Please restate each entry below, word for word.

Start of Information given

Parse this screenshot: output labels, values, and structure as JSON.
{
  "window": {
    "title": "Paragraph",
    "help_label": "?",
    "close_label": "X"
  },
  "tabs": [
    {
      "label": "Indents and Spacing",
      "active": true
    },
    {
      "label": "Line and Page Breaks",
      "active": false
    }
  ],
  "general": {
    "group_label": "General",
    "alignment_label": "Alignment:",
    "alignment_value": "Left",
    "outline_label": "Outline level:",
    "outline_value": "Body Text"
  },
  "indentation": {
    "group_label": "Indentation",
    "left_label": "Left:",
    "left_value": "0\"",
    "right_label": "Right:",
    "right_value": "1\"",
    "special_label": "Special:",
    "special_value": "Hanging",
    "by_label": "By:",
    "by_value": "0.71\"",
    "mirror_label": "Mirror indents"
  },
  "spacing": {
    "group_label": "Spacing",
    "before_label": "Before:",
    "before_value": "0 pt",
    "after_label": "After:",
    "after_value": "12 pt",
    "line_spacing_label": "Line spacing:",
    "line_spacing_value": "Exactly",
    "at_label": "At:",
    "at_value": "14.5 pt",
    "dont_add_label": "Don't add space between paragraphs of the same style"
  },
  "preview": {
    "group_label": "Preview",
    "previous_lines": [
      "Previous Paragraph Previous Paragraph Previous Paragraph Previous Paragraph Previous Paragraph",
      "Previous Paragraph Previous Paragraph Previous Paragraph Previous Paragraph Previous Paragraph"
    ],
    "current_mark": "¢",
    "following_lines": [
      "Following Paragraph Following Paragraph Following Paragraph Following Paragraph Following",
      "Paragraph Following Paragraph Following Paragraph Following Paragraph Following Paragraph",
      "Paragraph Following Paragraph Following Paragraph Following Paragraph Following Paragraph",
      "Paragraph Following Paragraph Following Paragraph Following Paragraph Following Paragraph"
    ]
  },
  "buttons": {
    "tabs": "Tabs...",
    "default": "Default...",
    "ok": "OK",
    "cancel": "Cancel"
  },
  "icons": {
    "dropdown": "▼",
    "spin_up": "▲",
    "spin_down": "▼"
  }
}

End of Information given

-- Solution to this exercise --
Parse this screenshot: output labels, values, and structure as JSON.
{
  "window": {
    "title": "Paragraph",
    "help_label": "?",
    "close_label": "X"
  },
  "tabs": [
    {
      "label": "Indents and Spacing",
      "active": true
    },
    {
      "label": "Line and Page Breaks",
      "active": false
    }
  ],
  "general": {
    "group_label": "General",
    "alignment_label": "Alignment:",
    "alignment_value": "Left",
    "outline_label": "Outline level:",
    "outline_value": "Body Text"
  },
  "indentation": {
    "group_label": "Indentation",
    "left_label": "Left:",
    "left_value": "0\"",
    "right_label": "Right:",
    "right_value": "1\"",
    "special_label": "Special:",
    "special_value": "Hanging",
    "by_label": "By:",
    "by_value": "0.71\"",
    "mirror_label": "Mirror indents"
  },
  "spacing": {
    "group_label": "Spacing",
    "before_label": "Before:",
    "before_value": "0 pt",
    "after_label": "After:",
    "after_value": "12 pt",
    "line_spacing_label": "Line spacing:",
    "line_spacing_value": "Exactly",
    "at_label": "At:",
    "at_value": "14.5 pt",
    "dont_add_label": "Don't add space between paragraphs of the same style"
  },
  "preview": {
    "group_label": "Preview",
    "previous_lines": [
      "Previous Paragraph Previous Paragraph Previous Paragraph Previous Paragraph Previous Paragraph",
      "Previous Paragraph Previous Paragraph Previous Paragraph Previous Paragraph Previous Paragraph"
    ],
    "current_mark": "¢",
    "following_lines": [
      "Following Paragraph Following Paragraph Following Paragraph Following Paragraph Following",
      "Paragraph Following Paragraph Following Paragraph Following Paragraph Following Paragraph",
      "Paragraph Following Paragraph Following Paragraph Following Paragraph Following Paragraph",
      "Paragraph Following Paragraph Following Paragraph Following Paragraph Following Paragraph"
    ]
  },
  "buttons": {
    "tabs": "Tabs...",
    "default": "Default...",
    "ok": "OK",
    "cancel": "Cancel"
  },
  "icons": {
    "dropdown": "▼",
    "spin_up": "▲",
    "spin_down": "▼"
  }
}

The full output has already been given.